Data provided
□ □ □
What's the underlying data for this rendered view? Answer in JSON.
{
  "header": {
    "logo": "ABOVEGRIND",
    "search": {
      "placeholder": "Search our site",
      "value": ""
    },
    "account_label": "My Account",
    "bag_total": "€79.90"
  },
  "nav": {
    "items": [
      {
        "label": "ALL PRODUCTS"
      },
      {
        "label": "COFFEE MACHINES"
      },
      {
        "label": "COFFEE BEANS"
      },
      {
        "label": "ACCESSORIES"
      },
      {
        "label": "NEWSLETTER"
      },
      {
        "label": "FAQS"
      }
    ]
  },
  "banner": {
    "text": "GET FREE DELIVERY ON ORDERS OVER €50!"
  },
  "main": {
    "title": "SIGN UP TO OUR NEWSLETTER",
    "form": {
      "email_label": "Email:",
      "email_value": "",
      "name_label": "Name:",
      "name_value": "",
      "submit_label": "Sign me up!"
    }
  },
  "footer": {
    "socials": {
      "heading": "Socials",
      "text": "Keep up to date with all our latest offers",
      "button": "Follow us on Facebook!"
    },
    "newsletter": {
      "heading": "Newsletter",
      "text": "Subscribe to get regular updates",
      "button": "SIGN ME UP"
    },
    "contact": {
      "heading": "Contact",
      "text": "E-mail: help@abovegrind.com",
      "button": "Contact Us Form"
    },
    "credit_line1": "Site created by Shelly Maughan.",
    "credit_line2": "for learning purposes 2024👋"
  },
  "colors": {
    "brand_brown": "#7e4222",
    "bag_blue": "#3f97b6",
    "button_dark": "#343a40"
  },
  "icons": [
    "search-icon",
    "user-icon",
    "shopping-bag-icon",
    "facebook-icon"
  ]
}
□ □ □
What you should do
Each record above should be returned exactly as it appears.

Exercise solution
What's the underlying data for this rendered view? Answer in JSON.
{
  "header": {
    "logo": "ABOVEGRIND",
    "search": {
      "placeholder": "Search our site",
      "value": ""
    },
    "account_label": "My Account",
    "bag_total": "€79.90"
  },
  "nav": {
    "items": [
      {
        "label": "ALL PRODUCTS"
      },
      {
        "label": "COFFEE MACHINES"
      },
      {
        "label": "COFFEE BEANS"
      },
      {
        "label": "ACCESSORIES"
      },
      {
        "label": "NEWSLETTER"
      },
      {
        "label": "FAQS"
      }
    ]
  },
  "banner": {
    "text": "GET FREE DELIVERY ON ORDERS OVER €50!"
  },
  "main": {
    "title": "SIGN UP TO OUR NEWSLETTER",
    "form": {
      "email_label": "Email:",
      "email_value": "",
      "name_label": "Name:",
      "name_value": "",
      "submit_label": "Sign me up!"
    }
  },
  "footer": {
    "socials": {
      "heading": "Socials",
      "text": "Keep up to date with all our latest offers",
      "button": "Follow us on Facebook!"
    },
    "newsletter": {
      "heading": "Newsletter",
      "text": "Subscribe to get regular updates",
      "button": "SIGN ME UP"
    },
    "contact": {
      "heading": "Contact",
      "text": "E-mail: help@abovegrind.com",
      "button": "Contact Us Form"
    },
    "credit_line1": "Site created by Shelly Maughan.",
    "credit_line2": "for learning purposes 2024👋"
  },
  "colors": {
    "brand_brown": "#7e4222",
    "bag_blue": "#3f97b6",
    "button_dark": "#343a40"
  },
  "icons": [
    "search-icon",
    "user-icon",
    "shopping-bag-icon",
    "facebook-icon"
  ]
}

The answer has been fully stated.